- You’ll reach more people in less time than with 1:1 coaching.
- Social isolation causes depression, poor sleep, poor cardiovascular health, accelerated cognitive decline and perceived social isolation leads to premature death (Alcaraz et al., 2019). Gathering people in groups helps you enhance social interactions, mitigating social isolation.
- People want to feel connected and engaged with each other. When they’re in a safe space, they will free to share stories that often connect to others in the group, enhancing their ability to feel they are part of something bigger than themselves.
- Who doesn’t need help sometimes? Knowing you and your participants will be with others improves overall accountability to goals and dreams.
Participants can save money
- It’s often less expensive to be a member of a group than participating in 1:1 sessions. Group coaching groups are often more affordable.
Groups offer support
- Doing things alone can be difficult. Since you are skilled at creating safe spaces for people to gather and share, you will innately know how to give support and encourage your whole group to support each other. You all came together for a shared cause right?
You’ll feel free
- There is power in gathering people together in group coaching programs. The shared wisdom and knowledge from the group free you to not have to have all the answers! Instead, you can use the wisdom of the group to help support an honor each member.
- Gathering people together will offer you the choice to make more money in less time depending on how you structure your group program. You may also even consider using group coaching to bolster and funnel other programs you have within your business (if you have one!).

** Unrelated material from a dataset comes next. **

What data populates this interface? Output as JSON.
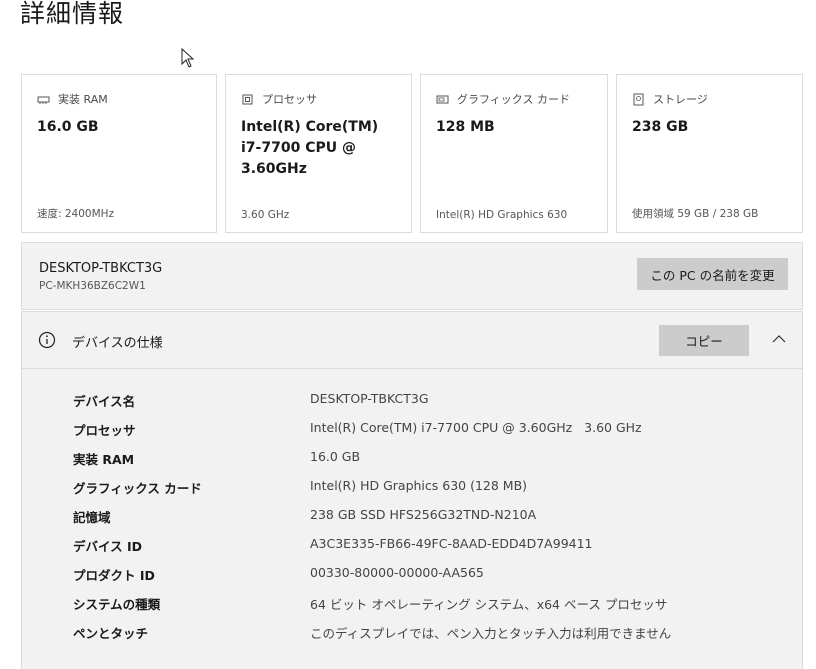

Stronger problem-solving skills
- Groups foster idea generation, new thoughts, more opportunities, and possibilities. More people equal more potential solutions you want to pursue.
- In group coaching, people come together with similar problems, often with differing solutions and ideas. Rather than depending on only themselves or their 1:1 coach, groups offer varied experiences, ideas and lessons, and everyone learns and grows together.

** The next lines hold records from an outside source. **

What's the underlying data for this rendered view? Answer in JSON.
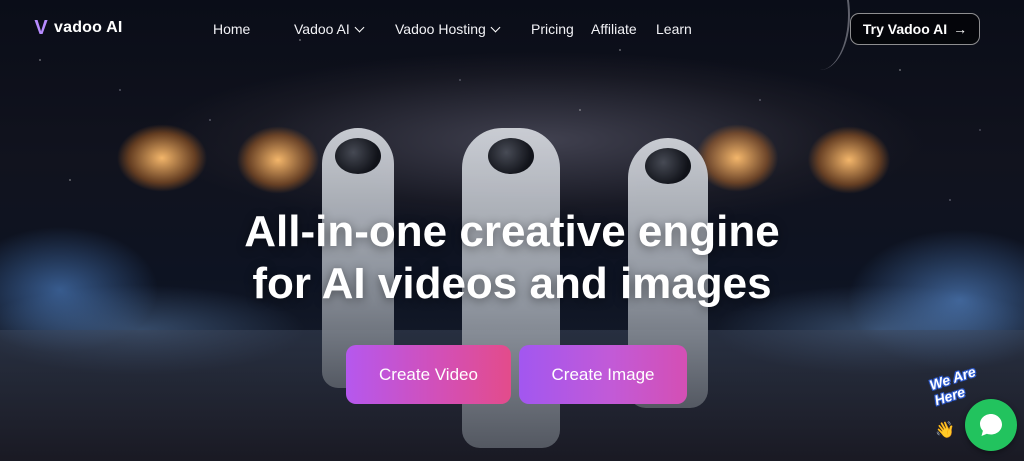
{
  "brand": {
    "logo_mark": "V",
    "name": "vadoo AI",
    "accent": "#b88cff"
  },
  "nav": {
    "items": [
      {
        "label": "Home",
        "has_dropdown": false
      },
      {
        "label": "Vadoo AI",
        "has_dropdown": true
      },
      {
        "label": "Vadoo Hosting",
        "has_dropdown": true
      },
      {
        "label": "Pricing",
        "has_dropdown": false
      },
      {
        "label": "Affiliate",
        "has_dropdown": false
      },
      {
        "label": "Learn",
        "has_dropdown": false
      }
    ],
    "cta": {
      "label": "Try Vadoo AI",
      "icon": "arrow-right-icon",
      "arrow_glyph": "→"
    }
  },
  "hero": {
    "headline_line1": "All-in-one creative engine",
    "headline_line2": "for AI videos and images",
    "buttons": {
      "create_video": "Create Video",
      "create_image": "Create Image"
    },
    "button_colors": {
      "pink": "#e34c8b",
      "purple": "#a257f0"
    }
  },
  "chat_widget": {
    "sticker_text": "We Are Here",
    "wave_icon": "waving-hand-icon",
    "wave_glyph": "👋",
    "button_icon": "chat-bubble-icon",
    "color": "#22c35e"
  }
}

Group coaching programs have many benefits for both you as facilitator and as a participant. Since you are looking to enhance the lives of your clients, patients and communities, group coaching is a very important avenue to incorporate into your Nurse Coaching practice.

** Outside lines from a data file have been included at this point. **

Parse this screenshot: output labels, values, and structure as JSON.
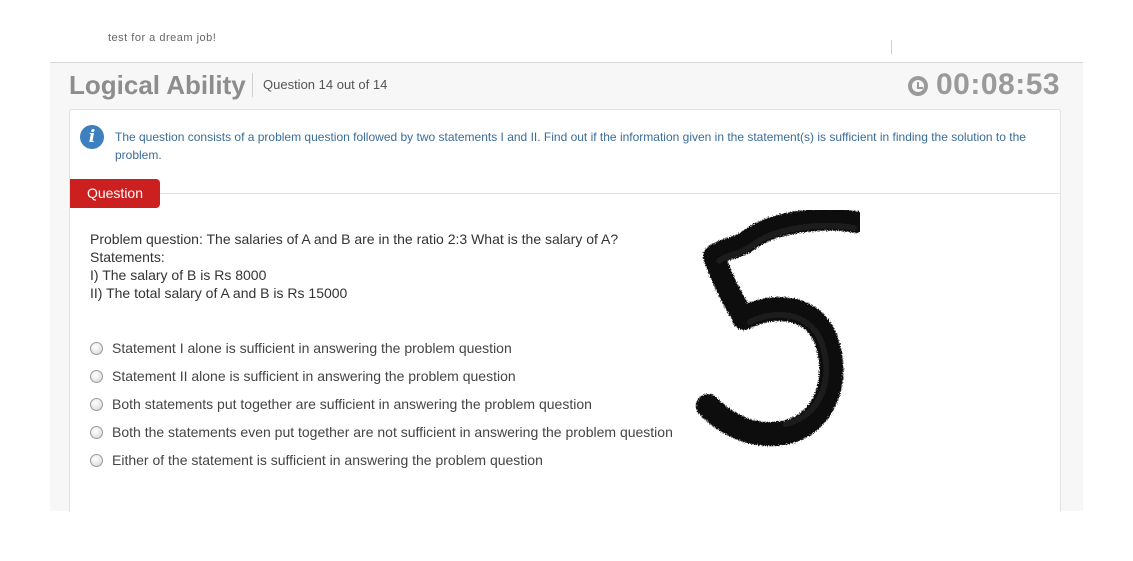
{
  "top_strip": {
    "cut_text": "test for a dream job!"
  },
  "header": {
    "section_title": "Logical Ability",
    "question_counter": "Question 14 out of 14",
    "timer": "00:08:53",
    "clock_icon": "clock-icon"
  },
  "info": {
    "icon": "info-icon",
    "text": "The question consists of a problem question followed by two statements I and II. Find out if the information given in the statement(s) is sufficient in finding the solution to the problem."
  },
  "tab": {
    "label": "Question",
    "color": "#cc1f1f"
  },
  "question": {
    "lines": [
      "Problem question: The salaries of A and B are in the ratio 2:3 What is the salary of A?",
      "Statements:",
      "I) The salary of B is Rs 8000",
      "II) The total salary of A and B is Rs 15000"
    ]
  },
  "options": [
    {
      "label": "Statement I alone is sufficient in answering the problem question",
      "selected": false
    },
    {
      "label": "Statement II alone is sufficient in answering the problem question",
      "selected": false
    },
    {
      "label": "Both statements put together are sufficient in answering the problem question",
      "selected": false
    },
    {
      "label": "Both the statements even put together are not sufficient in answering the problem question",
      "selected": false
    },
    {
      "label": "Either of the statement is sufficient in answering the problem question",
      "selected": false
    }
  ],
  "overlay": {
    "handwritten_digit": "5"
  },
  "colors": {
    "accent_red": "#cc1f1f",
    "info_blue": "#3d7fbf",
    "info_text": "#3a6c98",
    "title_gray": "#8d8d8d"
  }
}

Got questions? Please leave them in the comments!
See you soon, Nurse Coach Nicole
If you liked this article, you may also like:
- 5 Effective Group Coaching Approaches for the Professional Nurse Coach
- The Art of Nurse Aesthetics, using tools like Nurse aesthetics will support your group coaching sessions
- Let Go Nurse Coach, includes a mindfulness practice to prepare yourself for a group coaching session
- Create a Sacred Virtual Space, tips to consider to set up your virtual environment
After two decades as an Intensive Care Nurse caring for the sickest of patients, Nicole left the one-size fits all healthcare industry, and created Blue Monarch Health, where she is; Active Aging Specialist, Health Protection Expert and Head Motivator! Instead of waiting for you to get sick, she meets you where you live, work and play, to enhance your health and vitality.
Nicole listens deeply, and takes you by the hand to co-create a health and vitality plan with you, so you can really do it in your life. She is an authentic, heart-centered stick of dynamite, who focuses your energies, builds up your strengths, and leverages your unique gifts!
Nicole Vienneau achieved a Master’s in Nursing Science from the University of Arizona, a board certification in Integrative Nurse Coaching from the American Holistic Nurses Credentialing Corporation, and is Senior Faculty with the Integrative Nurse Coach® Academy. She is a Functional Aging Specialist, personal trainer, yoga teacher, and group fitness instructor and a retired Reebok-sponsored Fitness Athlete. When she’s not coaching clients or writing blogs, or hosting the Integrative Nurse Coaches in ACTION! Podcast, you can find her teaching active older adult fitness classes, volunteering with the Alzheimer’s Association, lounging in the sun with her cat babies, or on a hike with her awesome husband.